Example 9

In vivo Synergistic Results Obtained with IL-12 and GM-CSF Microspheres

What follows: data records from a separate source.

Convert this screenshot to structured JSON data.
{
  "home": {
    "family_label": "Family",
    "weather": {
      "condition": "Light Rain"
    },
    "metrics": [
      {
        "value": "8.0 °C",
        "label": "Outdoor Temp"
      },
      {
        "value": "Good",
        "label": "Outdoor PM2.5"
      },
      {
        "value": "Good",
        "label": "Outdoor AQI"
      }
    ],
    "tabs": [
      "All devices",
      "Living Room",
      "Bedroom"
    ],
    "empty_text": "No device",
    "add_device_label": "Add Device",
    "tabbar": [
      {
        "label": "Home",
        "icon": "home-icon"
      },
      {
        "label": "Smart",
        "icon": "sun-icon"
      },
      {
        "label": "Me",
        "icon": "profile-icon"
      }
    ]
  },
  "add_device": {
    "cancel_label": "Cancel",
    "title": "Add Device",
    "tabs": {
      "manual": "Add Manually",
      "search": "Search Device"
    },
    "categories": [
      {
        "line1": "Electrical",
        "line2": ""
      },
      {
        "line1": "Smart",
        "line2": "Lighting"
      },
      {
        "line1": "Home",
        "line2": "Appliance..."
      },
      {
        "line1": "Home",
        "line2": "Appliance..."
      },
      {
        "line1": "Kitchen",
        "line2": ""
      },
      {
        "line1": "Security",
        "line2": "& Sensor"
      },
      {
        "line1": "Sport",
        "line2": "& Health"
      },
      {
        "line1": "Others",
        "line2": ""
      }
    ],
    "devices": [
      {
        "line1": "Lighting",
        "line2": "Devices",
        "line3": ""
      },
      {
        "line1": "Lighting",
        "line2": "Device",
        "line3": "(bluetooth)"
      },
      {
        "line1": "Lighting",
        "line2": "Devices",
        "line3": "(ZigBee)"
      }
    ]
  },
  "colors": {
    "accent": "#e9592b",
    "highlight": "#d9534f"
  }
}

[0118] Preoperative neoadjuvant vaccination with IL-12+GM-CSF microspheres is superior to vaccination with either cytokine alone. The combination of cytokines produces a synergistic effect on the inhibition of tumor nodule development. We tested the efficacy of combined vaccination with IL-12 and GM-CSF-loaded microspheres to see whether the antitumor efficacy of our approach could be improved in the surgical metastasis model. The results are shown in FIG. 6. In the control groups (early surgery and BSA microspheres) 80-100% of the mice developed lung metastasis. Treatment with GM-CSF alone was not effective with 80% of the mice developing lung metastasis. IL-12 microspheres were again effective with only 40 % of the mice positive for lung tumors. On the other hand, combination therapy with IL-12 and GM-CSF resulted in the most potent suppression of lung metastasis with only 20% of the mice developing lung lesions. In this experiment, the number of nodules/lung were also noted. The data are presented in Table 4. 4

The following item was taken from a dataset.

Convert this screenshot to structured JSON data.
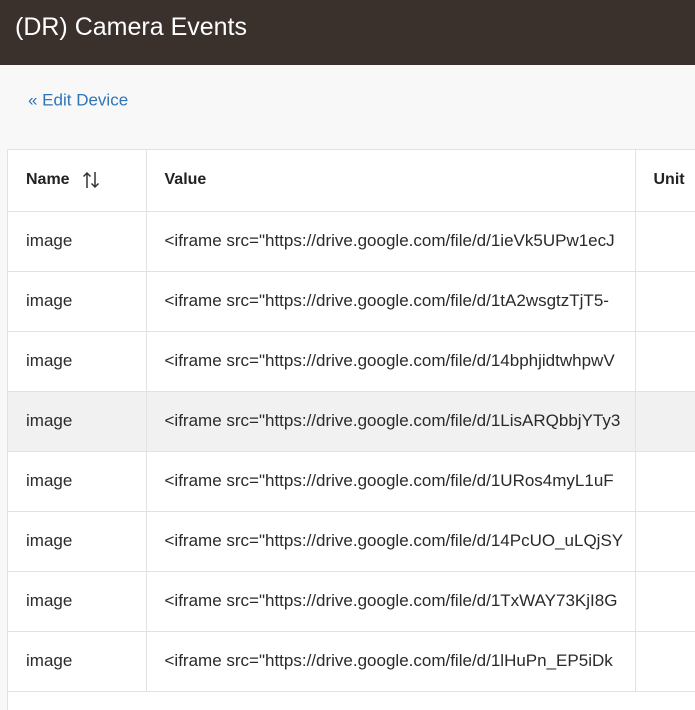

TABLE 4
control
Surgery alonemicrospheresIL-12 aloneGM aloneIL-12 + GM
8.27.42.48.40.3

[0119] These data underline the potency of the combination treatment where only one mouse out of five had a single lung nodule in the IL-12+GM-CSF group. In these experiments recurrence was minimal, restricted to one or two mice in the control and GM-CSF alone groups due to improved surgical technique.

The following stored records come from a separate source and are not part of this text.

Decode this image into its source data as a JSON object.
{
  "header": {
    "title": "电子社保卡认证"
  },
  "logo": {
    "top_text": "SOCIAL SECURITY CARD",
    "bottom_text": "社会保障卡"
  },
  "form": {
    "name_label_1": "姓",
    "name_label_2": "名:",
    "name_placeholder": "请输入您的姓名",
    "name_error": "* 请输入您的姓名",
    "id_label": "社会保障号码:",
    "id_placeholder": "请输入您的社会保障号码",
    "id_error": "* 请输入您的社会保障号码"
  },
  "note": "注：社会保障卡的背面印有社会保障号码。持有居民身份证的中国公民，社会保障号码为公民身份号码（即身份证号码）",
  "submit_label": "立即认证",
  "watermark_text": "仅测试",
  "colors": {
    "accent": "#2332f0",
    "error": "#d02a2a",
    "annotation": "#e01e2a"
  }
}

[0120] Sustained release of IL-12+GM-CSF from the microspheres is superior to bolus delivery of soluble cytokine in the surgical metastasis model. The sustained presence of cytokines in the tumor environment is critical to the development of a proper immune response. Since most cytokines have short in vivo half-lives, sustained release from polymer microspheres represents an advantage over bolus injections of soluble cytokine. Although repeated injections of soluble cytokine is possible in the case of tumors that are close to the surface of the skin, repeated injections are not clinically feasible in the case of internal tumors such as colon, liver, lung, brain etc. Polymer microspheres also have the advantage that physiologically relevant amounts of cytokine can be delivered locally to the tumor vaccination site without inducing systemic toxicity or generalized immunosuppression as seen with bolus i.v. delivery of the cytokine. We compared the ability of IL-12+GM-CSF microspheres to that of bolus soluble cytokine delivered intratumorally to induce antitumor immunity in the surgical metastasis model. The results are shown in FIG. 7. The mice were vaccinated with either a) no treatment (early surgery), b) IL-12+GM-CSF microspheres or c) by a bolus injection of soluble IL-12+GM-CSF (a dose equal to that delivered by the microspheres). Metastasis to the lungs was evaluated 5 weeks after surgical removal of the primary tumor as above. The results shown below in FIG. 7 establish that microsphere-based delivery is superior to soluble cytokine in the surgical metastasis model.

[0121] The foregoing written specification is considered to be sufficient to enable one skilled in the art to practice the invention. The present invention is not to be limited in scope by examples provided, since the examples are intended as a single illustration of one aspect of the invention and other functionally equivalent embodiments are within the scope of the invention. Various modifications of the invention in addition to those shown and described herein will become apparent to those skilled in the art from the foregoing description and fall within the scope of the appended claims. The advantages and objects of the invention are not necessarily encompassed by each embodiment of the invention.

[0122] All references, patents and patent publications that are recited in this application are incorporated in their entirety herein by reference.